In 1888 the Government began inspecting dairy factories, to make sure exports were safe and suitable. Ten years later it was making sure town milk was hygienic. By 1900 all dairy products could be traced through branding with producer registration.
From 1900, following concern about poor food hygiene standards in slaughterhouses, the Government required vet inspections of all stock before and after slaughter. New Zealand led the world in meat hygiene.
In 1938 a department report to Government recommended TB-testing of all town milk cows and the pasteurisation of milk. This led to a ban on the commercial sale of raw (unpasteurised) milk in 1953 by the Department of Health.
Food safety is an ongoing priority – Campylobacter foodborne illness was halved between 2006 and 2012.
Today, 700 MPI-approved verifiers check that food businesses are following food safety rules.

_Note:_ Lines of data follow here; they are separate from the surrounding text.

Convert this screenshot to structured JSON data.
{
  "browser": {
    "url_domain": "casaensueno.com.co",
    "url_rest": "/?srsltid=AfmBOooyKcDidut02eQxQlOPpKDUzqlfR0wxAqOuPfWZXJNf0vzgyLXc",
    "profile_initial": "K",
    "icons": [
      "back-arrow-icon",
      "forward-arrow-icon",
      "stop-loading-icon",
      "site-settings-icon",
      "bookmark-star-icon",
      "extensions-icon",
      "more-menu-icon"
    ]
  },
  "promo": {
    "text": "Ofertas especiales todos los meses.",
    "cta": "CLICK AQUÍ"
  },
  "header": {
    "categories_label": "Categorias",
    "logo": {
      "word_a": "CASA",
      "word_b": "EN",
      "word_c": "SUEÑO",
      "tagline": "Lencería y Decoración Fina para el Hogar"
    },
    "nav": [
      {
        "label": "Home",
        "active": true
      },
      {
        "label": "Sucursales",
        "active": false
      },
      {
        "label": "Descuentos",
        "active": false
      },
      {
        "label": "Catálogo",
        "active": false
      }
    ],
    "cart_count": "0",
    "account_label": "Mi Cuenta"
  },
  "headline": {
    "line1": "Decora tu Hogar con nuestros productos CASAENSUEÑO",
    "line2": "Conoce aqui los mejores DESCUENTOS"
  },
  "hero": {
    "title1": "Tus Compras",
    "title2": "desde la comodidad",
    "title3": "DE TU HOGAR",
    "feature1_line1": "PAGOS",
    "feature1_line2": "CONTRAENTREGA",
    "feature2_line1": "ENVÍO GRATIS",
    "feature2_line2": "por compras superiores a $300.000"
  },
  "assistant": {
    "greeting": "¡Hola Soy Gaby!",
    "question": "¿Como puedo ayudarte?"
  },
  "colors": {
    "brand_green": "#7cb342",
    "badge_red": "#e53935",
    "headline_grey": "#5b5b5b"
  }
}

Over 2.4 million food tests are carried out each year to check food safety measures are working.
Early forestry involved Māori supplying logs in exchange for tools, guns, and other goods – the timber went to growing Australian colonies. From 1840 the export trade became more established and, a decade later, timber made up a third of New Zealand's exports.
European settlement increased local demand for timber – from 1870 to 1920 almost all timber milled was used in New Zealand.

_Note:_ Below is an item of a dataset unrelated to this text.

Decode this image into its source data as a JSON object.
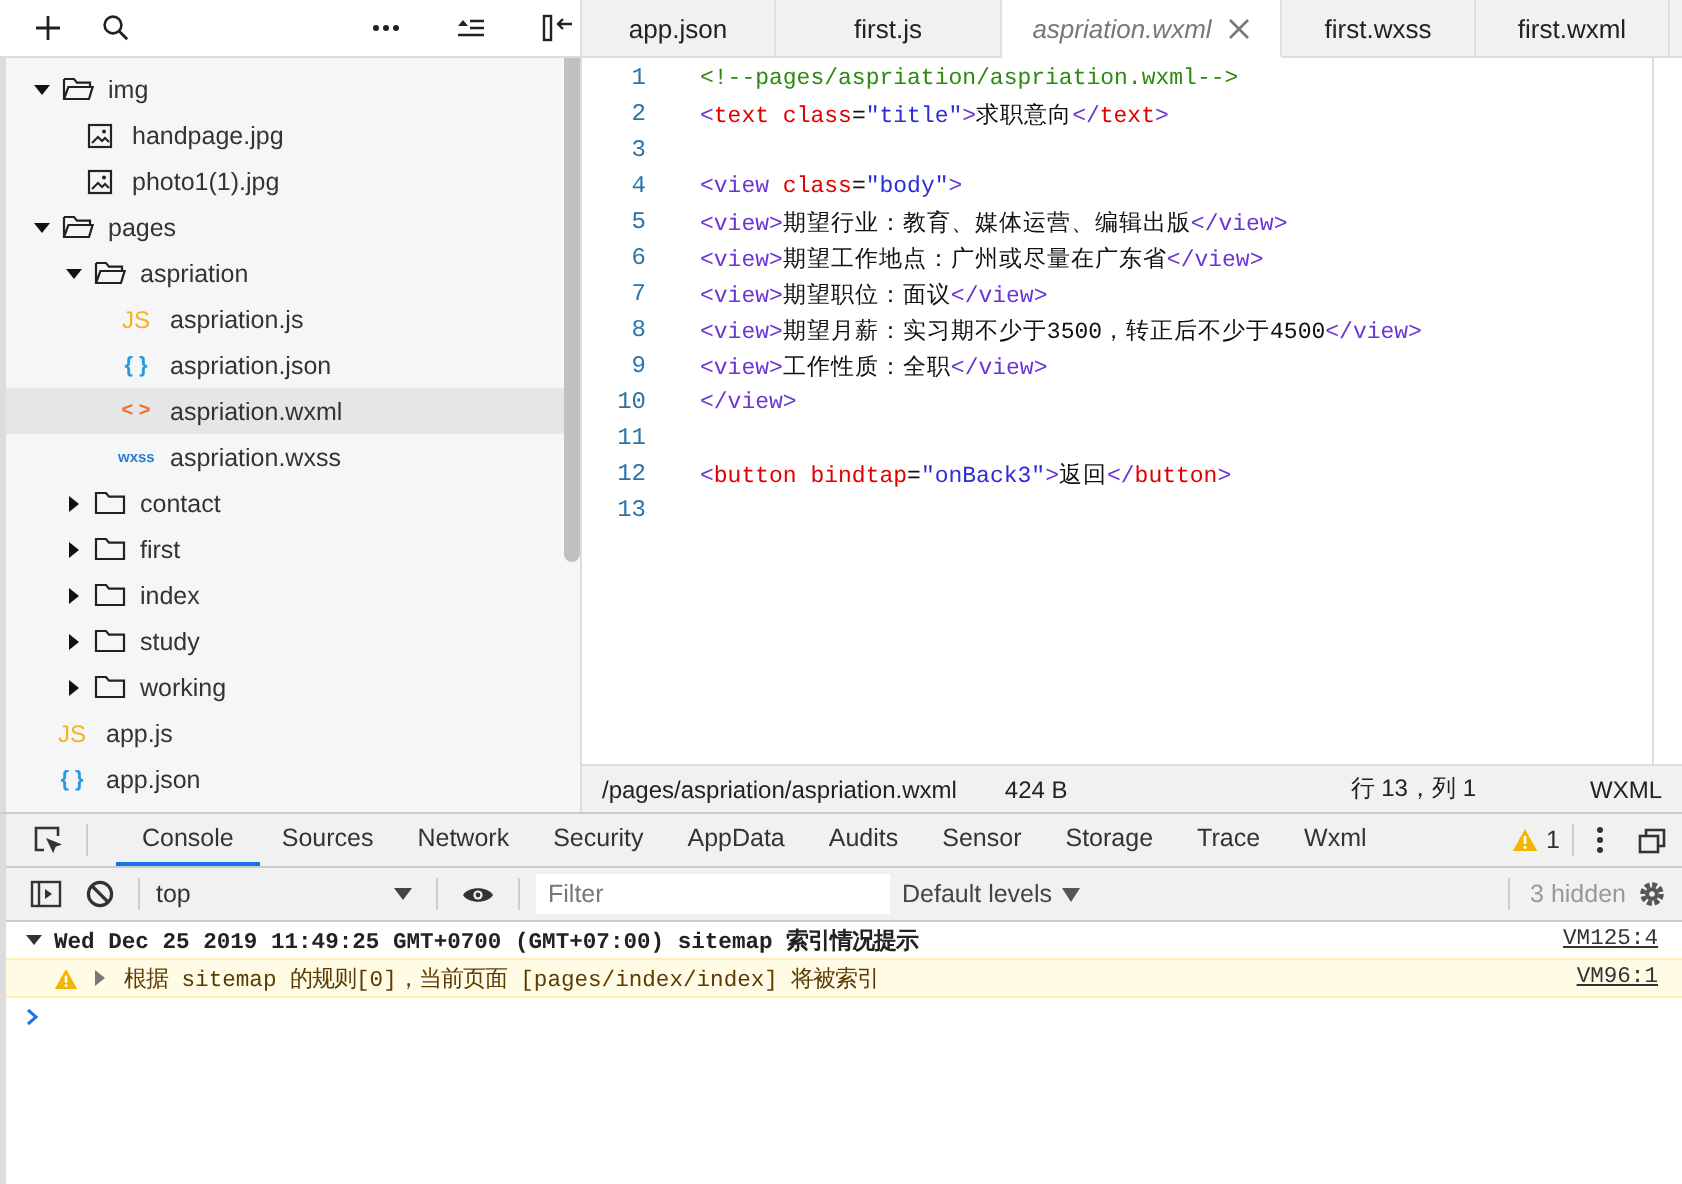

By the 1890s the Department of Crown Lands began planting introduced species to meet future timber needs. Demand grew and the Government struggled to manage it.
From the 1940s picture archives
In 1919 the Government established the State Forest Service to sustainably manage timber harvests on Crown land.
Large areas of pine trees were planted during the Great Depression and – along with other Crown forests – were managed by the Forest Service. Most of this timber was exported.
The Forest Service was dismantled in 1987, and since 1990 the Crown has been selling or handing back its planted forest land.
In the 1990s the Government increased support for conversion of pasture to forestry to help control erosion.
Today, New Zealand forests cover 31% of the country and provide nearly $5.5 billion in exports. They are an important part of our Emissions Trading Scheme.
Pest and disease control (biosecurity)
Many plants and animals that were introduced to New Zealand thrived as there were few natural pests or diseases.
By the 1860s intensified cropping resulted in a plague of insects.
Farmers introduced starlings, sparrows, and finches to control the insects. Their populations exploded too, damaging crops in the wheat boom of the 1870s.
Rabbits were also out of control in parts of New Zealand.
Letter from Department of Agriculture rabbit inspector to a farmer, around 1900:
"I was down your road last week and seen a Hell of a lot of rabbits in them mine tailings behind your house … the neighbours tell me that you was down the pub and that you was drunk for four days last Christmas and you haven’t done a dam thing about them rabbits since last time I stirred you up… NOW THEREFORE TAKE NOTICE that me being an inspector under the said act hereto require you to forthwith commence rabbit destruction work immediately in default of which you’ll go to Gaol which will probably be a bloody good thing as far as your concerned."
The Government brought in the Animals Importation Prohibition Act (1876) to stop import of any animals that might cause farmers problems. In 1896 the Orchard and Garden Pests Act allowed inspection of imported fruit and plant material for pests and diseases at the border.
By the 1900s most of New Zealand was affected by the spread of phylloxera (an aphid) and codling moth.
In 1903 another Orchard and Garden Pests Act allowed the Government to inspect local fruit and contain any major outbreaks of disease.
A boom in air travel after World War II created new challenges for our quarantine and border authorities.
In 2017 the Government announced Biosecurity 2025 to guide our biosecurity system into the future. One of its aims is to establish a biosecurity team of 4.7 million – where every New Zealander helps to protect our country from pest and diseases.
Find out more
White collars and gumboots: a history of the Ministry of Agriculture and Fisheries, 1892–1992
Who to contact
If you have questions, email email@example.com